Your thoughts, please.
Tuesday, March 3, 2009 | By: Zachary Bartels

Wait...a Conference About WHAT?

Two weekends ago, I attended a two-day conference at University Reformed Church, called "Magnifying God: The Legacy of John Calvin." It was awesome. So why am I bringing it up now? Am I really that far behind in my blogging? Maybe... (I have been doing an awful lot of work on lately.) But for our purposes today, let's just say this was entirely planned.

You see, the conference is still very much on my mind two weeks later. I've downloaded the audio from each session (you can download it here), and I've re-listened to most of them multiple times, particularly Kevin DeYoung's sketch of John Calvin's life. Collin Hansen was also there (author of the sensation, Young, Restless, Reformed), as well as a couple other local pastors who led a variety of workshops.

Now, I've been in pastoral ministry for a few years now, and have attended my fair share of conferences and retreats. They usually have lots of singing and sobbing. Lots of "challenging" pep talks, seemingly designed to make sure that every pastor sees his church as inadequate and stagnant. A bunch of "breakout" discussion groups where we all lament how crummy we are at doing what really matters. And there's invariably some "expert" who jaws for hours about how his church chucked everything churchy and has grown from 35 people in a leaky rented banquet hall to 8,000 in a megaplex "worship center" as a result. Charles Finney would be proud.


In contrast, at the Calvin conference, we sang exactly one song: the doxology (right before leaving). No one uttered the (non-)words "organic," "missional," or "incarnational." "We listened to lectures about how the doctrines of grace are experiencing a bit of a revival (or, rather, the church is experiencing revival through them). Both the strengths and weaknesses of the current movement were discussed. We looked to the past, the present, and into the future without demonizing the past and without melodramatic proclamations that the church's future is bleak unless we change change change! (What kind of change? Why, the kind that makes us indistinguishable from the world, of course.) The tone of the day(s) was humility, hope, and patient endurance. Yeah, when you actually believe in the sovereignty of God, it's hard not to be optimistic.

But here's the ironic thing. The vibe at most pastors' conferences I've attended has been thus: You're all tired and weary from a year of inevitably unsuccessful ministry, so we need to help recharge your batteries. We won't talk about theology or Scripture or church history or any of that heady stuff--the last thing you need is to look backward. You need *real* food for your soul. You need a trendy "Starbucks church" philosophy. You need to be told that preaching is no longer effective and that your worth as a pastor is tied up in how many families you've managed to steal from that not-quite-as-hip church down the street.

Ugh. I always leave those things feeling absolutely drained.
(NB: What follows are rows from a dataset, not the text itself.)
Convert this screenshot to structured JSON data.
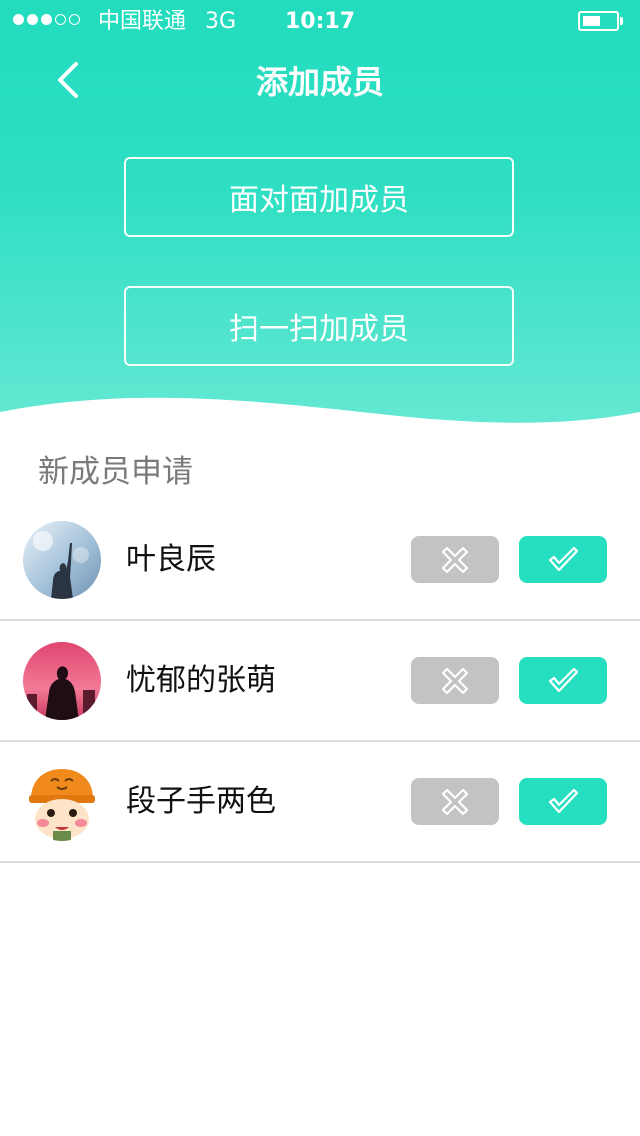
{
  "colors": {
    "accent": "#26dfc0",
    "header_top": "#24ddbf",
    "header_bottom": "#5ce6d1",
    "reject_bg": "#c3c3c3",
    "section_text": "#7a7a7a"
  },
  "status_bar": {
    "carrier": "中国联通",
    "network": "3G",
    "time": "10:17",
    "signal_bars_filled": 3,
    "signal_bars_total": 5,
    "battery_level": 0.5
  },
  "nav": {
    "back_icon": "chevron-left-icon",
    "title": "添加成员"
  },
  "actions": {
    "face_to_face": "面对面加成员",
    "scan": "扫一扫加成员"
  },
  "section": {
    "title": "新成员申请"
  },
  "requests": [
    {
      "name": "叶良辰",
      "avatar": "silhouette-sky-avatar",
      "reject_icon": "close-icon",
      "accept_icon": "check-icon"
    },
    {
      "name": "忧郁的张萌",
      "avatar": "silhouette-sunset-avatar",
      "reject_icon": "close-icon",
      "accept_icon": "check-icon"
    },
    {
      "name": "段子手两色",
      "avatar": "cartoon-helmet-avatar",
      "reject_icon": "close-icon",
      "accept_icon": "check-icon"
    }
  ]
}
And yet I left the Magnifying God conference insanely energized. Why? Because the whole thing was built on the notion that it's not on our shoulders. God will extend His Kingdom and he will do it through the means that he has ordained. And praise God that we get to take part! God can and will use our churches, even if they don't sport fair trade coffee shops or host art house film festivals. Even if they've never been featured on the 6 o'clock news (Word and sacrament aren't viewed as headline grabbers by most). He can and does work through the preached Word, even when it isn't accompanied by sleek multimedia presentations.

At the end of the day, Calvinism is about the centrality and omnipotence of our God. So it makes sense that a conference about Calvin's legacy would center on the same thing. (That's why they called it "Magnifying God," not "Magnifying Calvin.") It also makes sense, in a paradoxical kind of way, that conferences designed around pastors and their perceived needs (i.e. "Magnifying Me" conferences) are a dead end, while a gathering designed around God and his glorious infinity, love, and grace still has me talking two weeks later.

Soli Deo Gloria,
Pastor Zach